On Fridays, the breakfast menu is a tall glass of milk and biscuits, while lunch is soyabean pulao. It may not sound like much, but it’s exactly what the patrons — children between six months and five years, recognised as “severely malnourished” by the Aga Khan Trust for Culture’s (AKTC) Early Childhood Care and Development survey — need.
Prepared by women working with the Zaika-e-Nizamuddin (ZeN) and served at Nizamuddin basti’s polyclinic, the food is lapped up in minutes. Six days a week, the women prepare two meals for the children who live in the basti and the rain basera nearby.
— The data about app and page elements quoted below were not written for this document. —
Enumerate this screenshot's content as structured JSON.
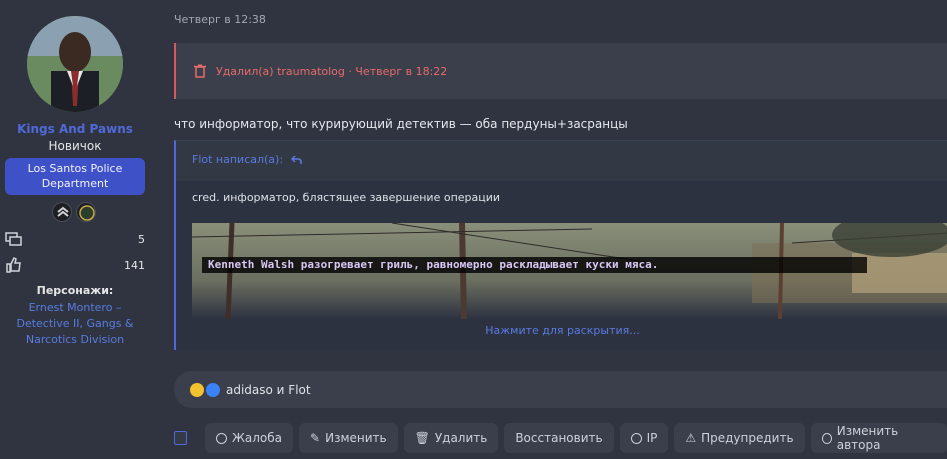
{
  "user": {
    "name": "Kings And Pawns",
    "title": "Новичок",
    "banner": "Los Santos Police Department",
    "stats": [
      {
        "icon": "messages-icon",
        "value": "5"
      },
      {
        "icon": "thumbs-up-icon",
        "value": "141"
      }
    ],
    "characters_label": "Персонажи:",
    "characters_value": "Ernest Montero – Detective II, Gangs & Narcotics Division"
  },
  "post": {
    "date": "Четверг в 12:38",
    "deleted_notice": "Удалил(а) traumatolog · Четверг в 18:22",
    "text": "что информатор, что курирующий детектив — оба пердуны+засранцы",
    "quote": {
      "author": "Flot написал(а):",
      "text": "cred. информатор, блястящее завершение операции",
      "image_caption": "Kenneth Walsh разогревает гриль, равномерно раскладывает куски мяса.",
      "expand": "Нажмите для раскрытия..."
    },
    "reactions_text": "adidaso и Flot"
  },
  "actions": [
    {
      "label": "Жалоба",
      "icon": "report-icon"
    },
    {
      "label": "Изменить",
      "icon": "pencil-icon"
    },
    {
      "label": "Удалить",
      "icon": "trash-icon"
    },
    {
      "label": "Восстановить",
      "icon": ""
    },
    {
      "label": "IP",
      "icon": "globe-icon"
    },
    {
      "label": "Предупредить",
      "icon": "warning-icon"
    },
    {
      "label": "Изменить автора",
      "icon": "globe-icon"
    }
  ],
  "colors": {
    "accent": "#4f6ad8",
    "danger": "#e86a6a",
    "banner": "#3f51c7"
  }
}
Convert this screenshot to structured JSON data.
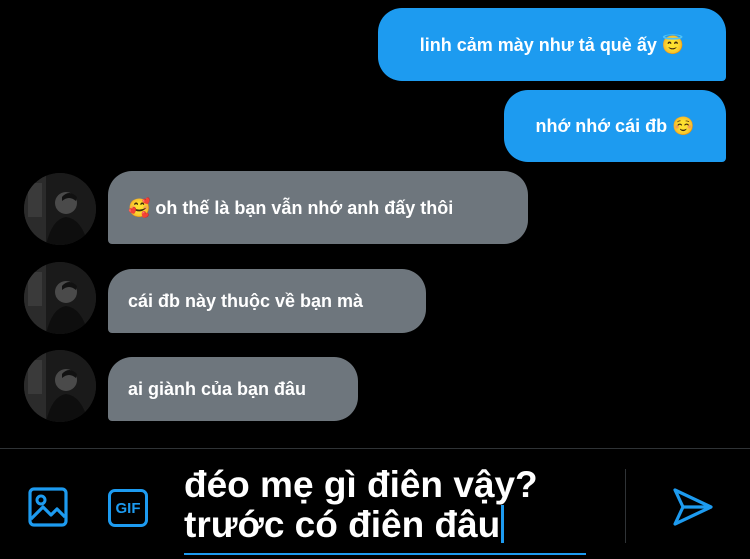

“When we started five years ago, we used to make til ke ladoo, chivda and chocolate toffee. Now the menu is bigger. We also do demonstrations for mothers on how to make nutritious food like poha,” said Fatima (30), one of the 11 women part of ZeN.
The women also prepare food for six adults — a paralysed teenager, a pregnant woman, and four tuberculosis patients. “We would like to do more, expand this service, but for now this is what the funds allow us to do,” said Shahnaz (24).
The programme is currently funded by the Tata Trust. Their kitchen, partly funded by the Australian High Commission, is on the second floor of Mashak Manzil inside the basti. Donning aprons and caps, a few prepare 55 plates of dal kachori, while others pour Rooh Afza in plastic glasses for a livelihood project meeting next door.
Apart from providing meals to children and women, ZeN also caters to parties, gatherings and heritage walks, and their menu ranges from chicken and mutton biryani to korma and vegetarian hara bhara kebabs. The women also deliver the food.
Swati Batra, women’s livelihood coordinator at AKTC, said, “We are working on a delivery system because they cook and deliver, and that’s a bit much. Maybe we can ask the boys in the basti to be a part of this.” On a Friday afternoon last week, the women experimented with paneer korma. After a quick tasting, it was added to the menu for a bulk order on Sunday. “We also do food typical to a home in the basti, such as shaljam ghosht (a winter delicacy), chawal ki roti and mutton khichda… yeh humaari naani-daadi ki recipes hai. We want to make Nizamuddin’s cuisine famous,” said Noor Jehan (25), the group’s supervisor.
They held their first pop-up at Mashak Manzil last month, where they served the special dishes. The job means different things to different people. “I work as a cook at a home in the basti; I go there twice a day and earn Rs 5,000 a month. I then work here. If this takes off, I will leave that job. Here we are businesswomen, entrepreneurs. In those homes, we are like servants,” said Shahnaz.
Fatima, whose husband and mother-in-law were initially against the idea, said, “Now they sometimes help me, and proudly tell relatives that I cater food. My mother-in-law even suggests how to make a dish better.”But for Sahiba, the struggle continues. “My husband says I should stay at home and take care of the children. I tell him that all the extra expenditure comes from what I earn here.”
The women also maintain a monthly bachat khaata, where Rs 300 a month from their salary is saved. “Only one earning member in the family isn’t enough, we all come from financially poor backgrounds. What we earn is spent on the children — tuition fees, book, copies, pens,” said Sakina (26).